Praying for the dead is not a biblical concept. Our praying for the dead has no bearing on someone once he or she has died. The reality is that at the point of death, one's eternal destiny is confirmed. Either he is saved through faith in Christ and in heaven where he is experiencing rest and joy in God's presence, or he is in torment in hell. The story of the rich man and Lazarus the beggar provides us with a vivid illustration of this truth. Jesus plainly used this story to teach that after death the unrighteous are eternally separated from God, that they remember their rejection of the Gospel, that they are in torment, and that their condition cannot be remedied (Luke 16:19-31).http://www.gotquestions.org/praying-for-the-dead.html
Well they pray to Mary, Jesus mother and shes been dead for centuries, and they pray fro protection to long dead men and women they call 'saints' believing these people can perform miracles and protect them from the grave despite being long dead.

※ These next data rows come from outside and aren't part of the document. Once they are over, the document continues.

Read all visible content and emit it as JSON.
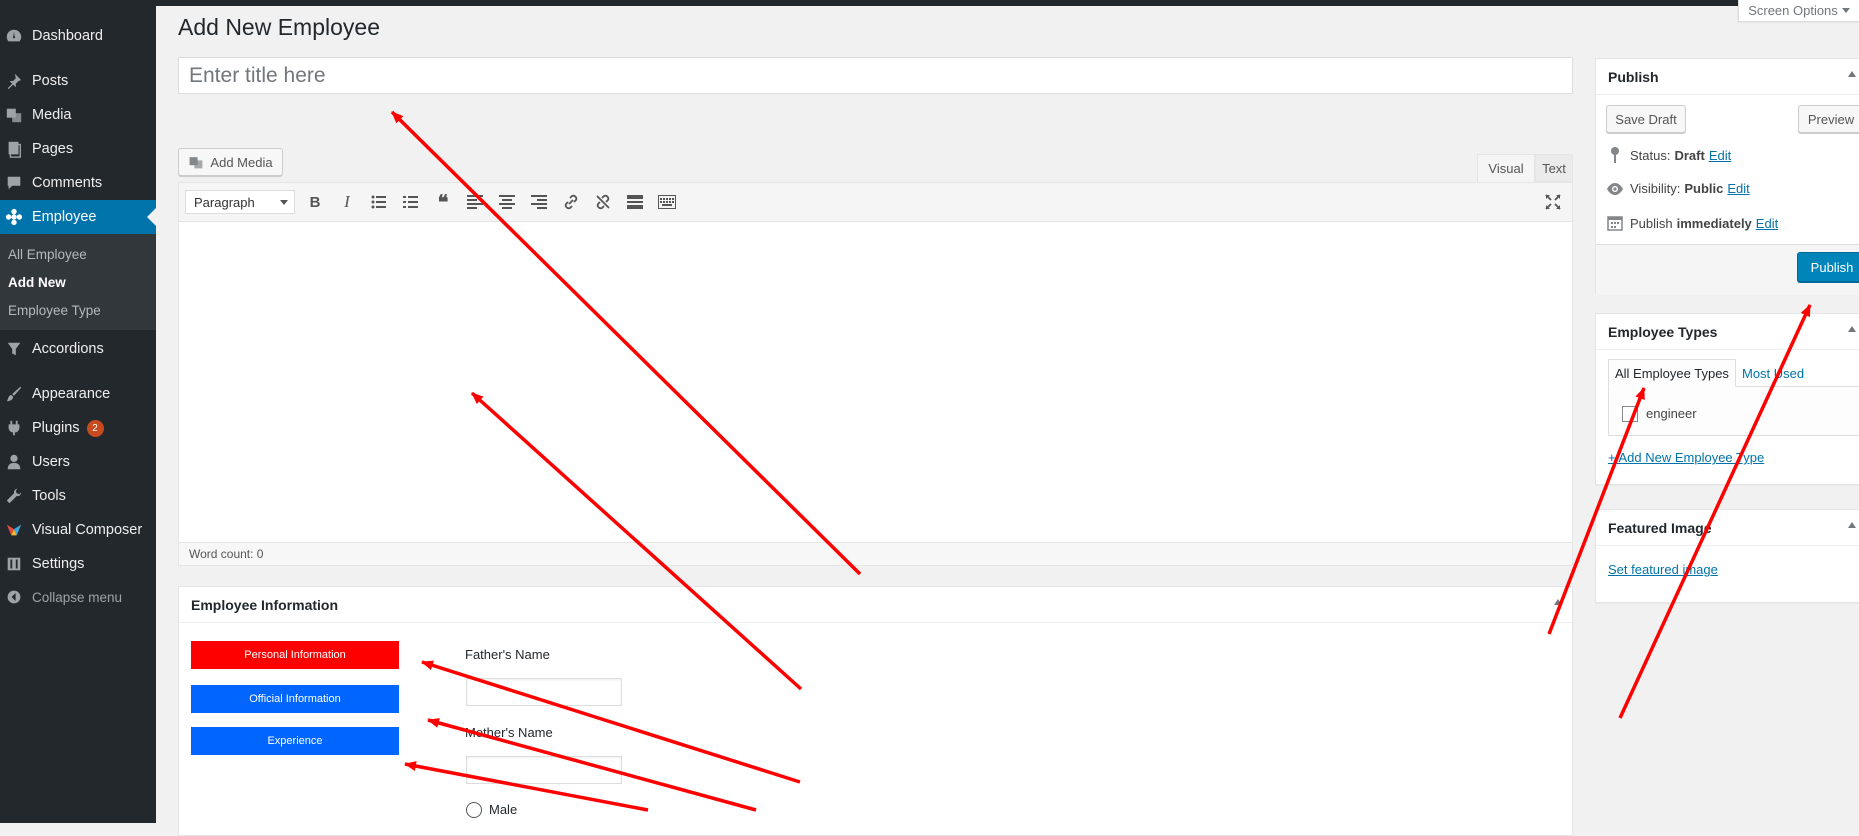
{
  "sidebar": {
    "items": [
      {
        "label": "Dashboard",
        "icon": "dashboard-icon"
      },
      {
        "label": "Posts",
        "icon": "pin-icon"
      },
      {
        "label": "Media",
        "icon": "media-icon"
      },
      {
        "label": "Pages",
        "icon": "pages-icon"
      },
      {
        "label": "Comments",
        "icon": "comment-icon"
      },
      {
        "label": "Employee",
        "icon": "flower-icon"
      },
      {
        "label": "Accordions",
        "icon": "filter-icon"
      },
      {
        "label": "Appearance",
        "icon": "brush-icon"
      },
      {
        "label": "Plugins",
        "icon": "plug-icon",
        "badge": "2"
      },
      {
        "label": "Users",
        "icon": "user-icon"
      },
      {
        "label": "Tools",
        "icon": "wrench-icon"
      },
      {
        "label": "Visual Composer",
        "icon": "vc-logo-icon"
      },
      {
        "label": "Settings",
        "icon": "settings-icon"
      }
    ],
    "submenu": [
      "All Employee",
      "Add New",
      "Employee Type"
    ],
    "collapse_label": "Collapse menu"
  },
  "header": {
    "page_title": "Add New Employee",
    "screen_options": "Screen Options"
  },
  "editor": {
    "title_placeholder": "Enter title here",
    "add_media": "Add Media",
    "tabs": [
      "Visual",
      "Text"
    ],
    "format_select": "Paragraph",
    "word_count": "Word count: 0"
  },
  "employee_info": {
    "title": "Employee Information",
    "tabs": [
      "Personal Information",
      "Official Information",
      "Experience"
    ],
    "tab_colors": [
      "#ff0000",
      "#0066ff",
      "#0066ff"
    ],
    "fields": [
      "Father's Name",
      "Mother's Name"
    ],
    "radio_label": "Male"
  },
  "publish": {
    "title": "Publish",
    "save_draft": "Save Draft",
    "preview": "Preview",
    "status_label": "Status:",
    "status_value": "Draft",
    "visibility_label": "Visibility:",
    "visibility_value": "Public",
    "publish_label": "Publish",
    "publish_value": "immediately",
    "edit": "Edit",
    "publish_button": "Publish"
  },
  "employee_types": {
    "title": "Employee Types",
    "tab_all": "All Employee Types",
    "tab_most_used": "Most Used",
    "items": [
      "engineer"
    ],
    "add_new": "+ Add New Employee Type"
  },
  "featured_image": {
    "title": "Featured Image",
    "set_link": "Set featured image"
  },
  "colors": {
    "sidebar_bg": "#23282d",
    "accent": "#0073aa",
    "arrow": "#ff0000"
  }
}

They also pray FOR dead people, believing that, though already dead, they can still be prayed out of hell (or purgatory before they get to hell) no matter how they lived while alive.
Orthodox and Catholic and many other Christians believe you don't die, but go be with God, so they don't think of themselves as praying to a "dead" person but to a fellow believer with God. ~ So we are always confident, knowing that while we are at home in the body we are absent from the Lord. For we walk by faith, not by sight. We are confident, yes, well pleased rather to be absent from the body and to be present with the Lord. -2 Corinthians 5:6-8 (NKJV)
Yes, Stumpette, we Catholics do pray: 1. For the dead, who may be in Purgatory, having their spiritual perfections removed, before going to Heaven. 2. To the dead, but only after the Pope has declared them to be venerable, which is the first of the three declarations, on the road to becoming a Saint - Venerable (Ven.), Blessed (Bl.), finally Saint (St.). Continued in comments.